++++ ENTRIES PROVIDED ++++

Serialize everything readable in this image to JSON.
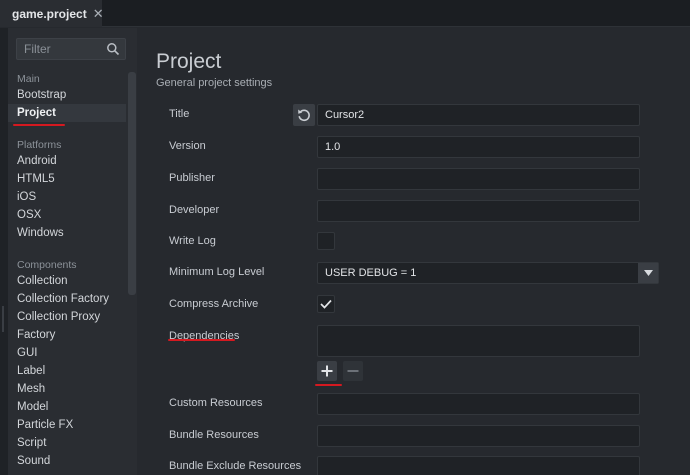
{
  "tab": {
    "label": "game.project",
    "close": "✕"
  },
  "filter": {
    "placeholder": "Filter"
  },
  "sidebar": {
    "sections": [
      {
        "title": "Main",
        "items": [
          "Bootstrap",
          "Project"
        ]
      },
      {
        "title": "Platforms",
        "items": [
          "Android",
          "HTML5",
          "iOS",
          "OSX",
          "Windows"
        ]
      },
      {
        "title": "Components",
        "items": [
          "Collection",
          "Collection Factory",
          "Collection Proxy",
          "Factory",
          "GUI",
          "Label",
          "Mesh",
          "Model",
          "Particle FX",
          "Script",
          "Sound"
        ]
      }
    ],
    "active_item": "Project"
  },
  "main": {
    "title": "Project",
    "subtitle": "General project settings",
    "fields": {
      "title": {
        "label": "Title",
        "value": "Cursor2"
      },
      "version": {
        "label": "Version",
        "value": "1.0"
      },
      "publisher": {
        "label": "Publisher",
        "value": ""
      },
      "developer": {
        "label": "Developer",
        "value": ""
      },
      "write_log": {
        "label": "Write Log",
        "checked": false
      },
      "min_log_level": {
        "label": "Minimum Log Level",
        "value": "USER DEBUG = 1"
      },
      "compress_archive": {
        "label": "Compress Archive",
        "checked": true
      },
      "dependencies": {
        "label": "Dependencies",
        "value": ""
      },
      "custom_resources": {
        "label": "Custom Resources",
        "value": ""
      },
      "bundle_resources": {
        "label": "Bundle Resources",
        "value": ""
      },
      "bundle_exclude_resources": {
        "label": "Bundle Exclude Resources",
        "value": ""
      }
    }
  },
  "colors": {
    "background": "#26292e",
    "sidebar": "#2a2d32",
    "annotation_red": "#d41920",
    "defold_green": "#2bb34b"
  }
}
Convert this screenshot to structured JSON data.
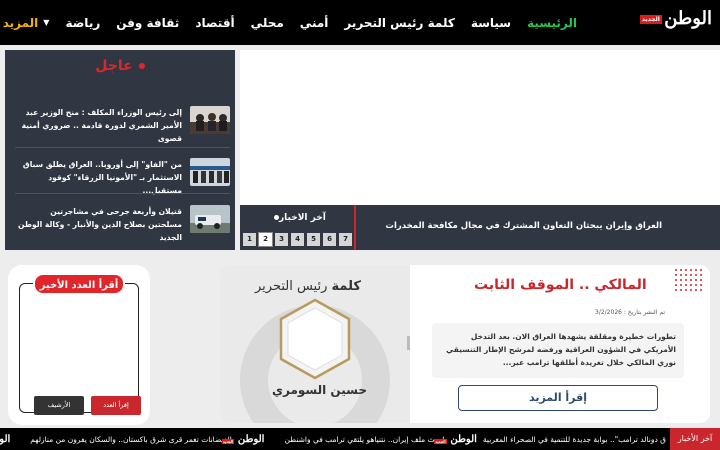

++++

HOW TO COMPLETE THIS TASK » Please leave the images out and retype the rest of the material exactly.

OUTPUT »
Serialize everything readable in this image to JSON.
{
  "tab": {
    "label": "game.project",
    "close": "✕"
  },
  "filter": {
    "placeholder": "Filter"
  },
  "sidebar": {
    "sections": [
      {
        "title": "Main",
        "items": [
          "Bootstrap",
          "Project"
        ]
      },
      {
        "title": "Platforms",
        "items": [
          "Android",
          "HTML5",
          "iOS",
          "OSX",
          "Windows"
        ]
      },
      {
        "title": "Components",
        "items": [
          "Collection",
          "Collection Factory",
          "Collection Proxy",
          "Factory",
          "GUI",
          "Label",
          "Mesh",
          "Model",
          "Particle FX",
          "Script",
          "Sound"
        ]
      }
    ],
    "active_item": "Project"
  },
  "main": {
    "title": "Project",
    "subtitle": "General project settings",
    "fields": {
      "title": {
        "label": "Title",
        "value": "Cursor2"
      },
      "version": {
        "label": "Version",
        "value": "1.0"
      },
      "publisher": {
        "label": "Publisher",
        "value": ""
      },
      "developer": {
        "label": "Developer",
        "value": ""
      },
      "write_log": {
        "label": "Write Log",
        "checked": false
      },
      "min_log_level": {
        "label": "Minimum Log Level",
        "value": "USER DEBUG = 1"
      },
      "compress_archive": {
        "label": "Compress Archive",
        "checked": true
      },
      "dependencies": {
        "label": "Dependencies",
        "value": ""
      },
      "custom_resources": {
        "label": "Custom Resources",
        "value": ""
      },
      "bundle_resources": {
        "label": "Bundle Resources",
        "value": ""
      },
      "bundle_exclude_resources": {
        "label": "Bundle Exclude Resources",
        "value": ""
      }
    }
  },
  "colors": {
    "background": "#26292e",
    "sidebar": "#2a2d32",
    "annotation_red": "#d41920",
    "defold_green": "#2bb34b"
  }
}
Convert this screenshot to structured JSON data.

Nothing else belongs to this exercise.